|Surely thinking about (bad) |
copyright and innovation:
Katfriend, photographer and copyright owner
Douglas McCarthy's Pushkina
The obsessive (well, sort of) question has arisen following a bit of reflection on the (quite trite) universally acknowledged wisdom that good copyright laws might favour innovation and growth. But can the contrary also be true?

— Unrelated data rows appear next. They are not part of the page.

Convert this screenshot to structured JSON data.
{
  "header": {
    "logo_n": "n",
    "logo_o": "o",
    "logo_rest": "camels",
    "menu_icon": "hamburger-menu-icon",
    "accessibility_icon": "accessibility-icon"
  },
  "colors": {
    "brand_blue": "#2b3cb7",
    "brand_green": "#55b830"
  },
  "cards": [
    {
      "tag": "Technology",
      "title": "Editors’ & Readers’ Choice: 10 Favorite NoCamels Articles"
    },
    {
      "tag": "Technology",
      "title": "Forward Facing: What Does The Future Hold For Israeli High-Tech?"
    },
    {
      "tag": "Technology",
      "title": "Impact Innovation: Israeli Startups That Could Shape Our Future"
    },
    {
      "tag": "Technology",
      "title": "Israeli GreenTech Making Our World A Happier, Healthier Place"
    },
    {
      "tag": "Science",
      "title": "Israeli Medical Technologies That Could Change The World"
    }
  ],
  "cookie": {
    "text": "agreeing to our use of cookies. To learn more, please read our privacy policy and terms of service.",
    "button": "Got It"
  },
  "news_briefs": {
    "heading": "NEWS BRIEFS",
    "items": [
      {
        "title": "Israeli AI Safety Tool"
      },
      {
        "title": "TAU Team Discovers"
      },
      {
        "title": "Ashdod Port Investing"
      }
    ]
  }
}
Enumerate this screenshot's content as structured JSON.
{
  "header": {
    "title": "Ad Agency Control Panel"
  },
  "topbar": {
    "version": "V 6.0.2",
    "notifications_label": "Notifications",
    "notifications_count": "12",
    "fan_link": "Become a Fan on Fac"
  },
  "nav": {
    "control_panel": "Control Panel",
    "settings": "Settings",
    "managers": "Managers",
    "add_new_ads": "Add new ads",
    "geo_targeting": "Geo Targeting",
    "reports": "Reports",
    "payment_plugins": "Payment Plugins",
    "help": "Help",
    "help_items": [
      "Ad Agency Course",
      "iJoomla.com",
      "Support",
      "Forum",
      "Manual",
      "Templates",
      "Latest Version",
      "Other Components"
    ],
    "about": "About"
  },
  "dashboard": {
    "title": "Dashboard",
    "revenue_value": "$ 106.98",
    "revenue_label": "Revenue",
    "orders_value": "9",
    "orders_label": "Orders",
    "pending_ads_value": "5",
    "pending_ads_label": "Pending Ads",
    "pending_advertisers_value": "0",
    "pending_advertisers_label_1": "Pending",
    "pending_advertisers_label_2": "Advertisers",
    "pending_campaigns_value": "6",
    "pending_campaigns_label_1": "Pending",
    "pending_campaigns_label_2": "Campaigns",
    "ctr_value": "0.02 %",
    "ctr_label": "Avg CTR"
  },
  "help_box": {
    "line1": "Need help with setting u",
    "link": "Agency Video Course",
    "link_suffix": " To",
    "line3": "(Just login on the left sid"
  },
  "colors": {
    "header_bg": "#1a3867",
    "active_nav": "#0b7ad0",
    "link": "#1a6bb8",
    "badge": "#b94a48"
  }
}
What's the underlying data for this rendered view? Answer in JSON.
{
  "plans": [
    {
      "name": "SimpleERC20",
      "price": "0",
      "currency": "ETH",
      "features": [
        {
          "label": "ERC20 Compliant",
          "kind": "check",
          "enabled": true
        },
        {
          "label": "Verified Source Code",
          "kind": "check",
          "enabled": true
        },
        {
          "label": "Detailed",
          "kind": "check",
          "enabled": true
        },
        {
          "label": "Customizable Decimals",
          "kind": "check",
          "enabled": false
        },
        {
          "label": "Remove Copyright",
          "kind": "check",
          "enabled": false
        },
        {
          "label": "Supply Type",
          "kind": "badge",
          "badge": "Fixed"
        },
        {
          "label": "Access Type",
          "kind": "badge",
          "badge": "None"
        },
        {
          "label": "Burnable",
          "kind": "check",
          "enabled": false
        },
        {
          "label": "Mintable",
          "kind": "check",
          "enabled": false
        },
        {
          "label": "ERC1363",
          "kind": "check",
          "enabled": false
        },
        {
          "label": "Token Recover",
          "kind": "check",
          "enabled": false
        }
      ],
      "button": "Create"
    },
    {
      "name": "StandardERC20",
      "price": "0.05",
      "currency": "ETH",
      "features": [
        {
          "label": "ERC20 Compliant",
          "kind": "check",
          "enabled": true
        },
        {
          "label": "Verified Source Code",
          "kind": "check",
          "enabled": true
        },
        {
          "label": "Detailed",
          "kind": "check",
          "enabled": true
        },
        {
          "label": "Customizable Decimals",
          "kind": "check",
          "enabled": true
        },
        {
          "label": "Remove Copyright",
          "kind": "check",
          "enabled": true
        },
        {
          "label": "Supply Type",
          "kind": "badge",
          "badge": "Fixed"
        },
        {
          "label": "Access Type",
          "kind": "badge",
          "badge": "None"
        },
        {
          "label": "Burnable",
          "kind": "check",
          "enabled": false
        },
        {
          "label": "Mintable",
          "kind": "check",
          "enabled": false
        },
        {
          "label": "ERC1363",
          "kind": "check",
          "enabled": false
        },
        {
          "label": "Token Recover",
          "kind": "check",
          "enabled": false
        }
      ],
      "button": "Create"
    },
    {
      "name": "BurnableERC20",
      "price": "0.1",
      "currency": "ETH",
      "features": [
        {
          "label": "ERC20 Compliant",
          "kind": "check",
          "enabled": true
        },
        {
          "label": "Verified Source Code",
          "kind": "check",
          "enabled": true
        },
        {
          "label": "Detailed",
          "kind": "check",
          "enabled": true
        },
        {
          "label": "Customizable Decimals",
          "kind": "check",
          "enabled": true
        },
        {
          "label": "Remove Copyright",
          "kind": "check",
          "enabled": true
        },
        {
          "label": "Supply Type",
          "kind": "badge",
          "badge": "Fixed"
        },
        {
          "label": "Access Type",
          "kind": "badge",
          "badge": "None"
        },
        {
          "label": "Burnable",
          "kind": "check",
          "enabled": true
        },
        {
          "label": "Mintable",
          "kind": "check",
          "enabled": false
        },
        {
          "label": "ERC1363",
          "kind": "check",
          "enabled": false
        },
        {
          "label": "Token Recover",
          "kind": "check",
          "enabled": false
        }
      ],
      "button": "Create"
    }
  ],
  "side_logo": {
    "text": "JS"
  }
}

In other words, can there be innovative (and lawful) services which develop or even emerge thanks to unsatisfactory legal solutions?
The first example might be that of Netflix, the popular provider of on-demand internet streaming media currently available to North and South America, the Caribbean UK, Ireland, and Scandinavian countries.
It is estimated that on a normal week night, Netflix accounts for almost a third of all internet traffic entering North American homes [the remaining two-thirds being directed to IP blogs].
As both Kevin Spacey's fans and Bloomberg Businessweek readers will know, Netflix has recently decided to act not just as a provider of third parties' licensed contents, but also as a provider of self-produced contents, the first being the political thriller House of Cards, starring American Beauty's lead actor.
According to The Hollywood Reporter, House of Cards has bowed to near-unanimous praise, with many heralding the streaming service as a legitimate rival to premium cable outlets HBO and Showtime.
Netflix's plan is to continue producing original works and stream them directly. Besides considerations as to the progressively and rapidly dissolving identity of providers as ... well ... just providers, it was particularly interesting to read Bloomberg Businessweek's analysis on the future relationship between Hollywood studios and Netflix (and similar services). According to the magazine,
There is no need to say, suggests Merpel, that in any case quality, availability and price of an entertainment product remain the most important things to determine its commercial success.